1. USS Enterprise NCC-1701 - Constitution Class - 2245–2285 (from Star Trek: The Original Series)

The silhouette of the original Starship Enterprise is just about the most famous shape in all of pop culture, up there with the three black circles that are universally recognized as signifying Mickey Mouse. The Enterprise would've looked like nothing else in pop culture when it was introduced in the '60s, and I find it hard to imagine Star Trek being such a great success without those arresting opening shots of the old gal whooshing by the screen.

Seriously...yes, the characters and stories were fantastic, and Star Trek deserves its status as a classic on the strength of its storytelling and world-building, but it was the appearance of the Enterprise that really kicked you in the gut and made you want to watch.

Like I said, it is easy to imagine the original Enterprise looking a little dated in the mid-70s and 80s, but we now have enough distance from the trend cycles of the time to see how timeless her design is.

"Retro-futurist" would be the term most people would use to describe the aesthetics of the Enterprise. That term is apt but hardly does it justice. The Enterprise is a very '60s vision of the future, but from the persective of the present, the retro-futurist aesthetic just looks really cool. The Enterprise certainly has elements that scream mid-century style.

But this was, of course, the era of the space race. The public's perception of spacecraft were conical rockets with aerodynamic fins and fiery exhaust. Instead of giving the public what they expected to see, designer Matt Jeffries seemingly took inspiration from Arthur C. Clark's adage that “Any sufficiently advanced technology is indistinguishable from magic,” and gave us a ship whose inner workings and propulsion were so arcane that they may have well been...well...magic.
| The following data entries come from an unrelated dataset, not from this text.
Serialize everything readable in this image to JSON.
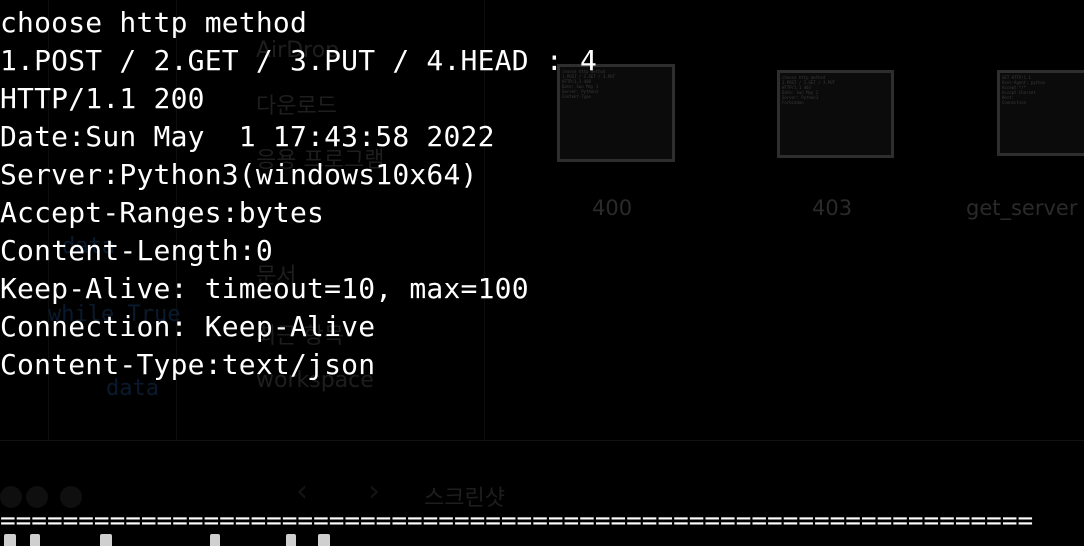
{
  "terminal": {
    "lines": [
      "choose http method",
      "1.POST / 2.GET / 3.PUT / 4.HEAD : 4",
      "HTTP/1.1 200",
      "Date:Sun May  1 17:43:58 2022",
      "Server:Python3(windows10x64)",
      "Accept-Ranges:bytes",
      "Content-Length:0",
      "Keep-Alive: timeout=10, max=100",
      "Connection: Keep-Alive",
      "Content-Type:text/json"
    ],
    "separator": "=================================================================="
  },
  "background": {
    "thumbnails": [
      {
        "label": "400"
      },
      {
        "label": "403"
      },
      {
        "label": "get_server"
      }
    ],
    "ghost_texts": {
      "a": "AirDrop",
      "b": "다운로드",
      "c": "data",
      "d": "while True",
      "e": "workspace",
      "f": "스크린샷",
      "g": "응용 프로그램",
      "h": "문서",
      "i": "최근 항목"
    },
    "colors": {
      "background": "#000000",
      "text": "#ffffff"
    }
  }
}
That's what made the Enterprise so novel, enticing, mysterious and genuinely futuristic.

The Enterprise is, of course, back in the new Star Trek show, Strange New Worlds, and as great as SNW is, what really makes it for me is that they left the Enterprise more or less exactly as it was (externally, anyway).

Bonus: USS Enterprise XCV 330 - Unknown

If Star Trek were just another media franchise, a picture on the wall in the background of a scene wouldn't send the entire canon into a tailspin. In 1979's Star Trek: The Motion Picture, the Enterprise XCV 330 appeared in an illustration on the wall of the Enterprise NCC-1701's "rec deck"; the illustration is part of a series of five that show previous Enterprises, starting with a wooden sailing ship, the aircraft carrier, and the space shuttle. The XCV 330 is the first fictional ship in the srieies.

The XCV 330 makes two more appearances, but never in the flesh; first as another picture on a wall of a bar in Star Trek: Enterprise, and then as a model on the desk of the villainous Admiral Marcus in 2012's Star Trek Into Darkness.

Some sources contemporaneous with Star Trek: The Motion Picture state that the XCV 330 was launched in 2050, while others put the date at 2123, just a few decades before Enterprise. Can you imagine there being this much information about a piece of set dressing on any other franchise? That's what makes Star Trek fandom so much fun!

None of those sources are canon, but there is a tiny smidge of canon information that might narrow it down. Marcus has 14 model ships on his desk, including the Wright Brother's plane, Vostock and Gemini space capsules, right up to the NCX-01 Enterprise, and Marcus must be a big nerd, because they're in chronological order. He has the XCV 330 just before the Phoenix, the Star Trek universe's first warp-capable ship launched in 2063, so according to Marcus, the launch date was prior to 2063.

The XCV 330 was based on one of Matt Jefferies' draft designs for the original Enterprise, and it has the same uncanny timeless futuristic look to it, but it lacks the style.

dark. Next. house of the dragon trailer. 9 big events foreshadowed in the House of the Dragon trailers, with receipts

To stay up to date on everything fantasy, science fiction, and WiC, follow our all-encompassing Facebook page and Twitter account, sign up for our exclusive newsletter and check out our YouTube channel.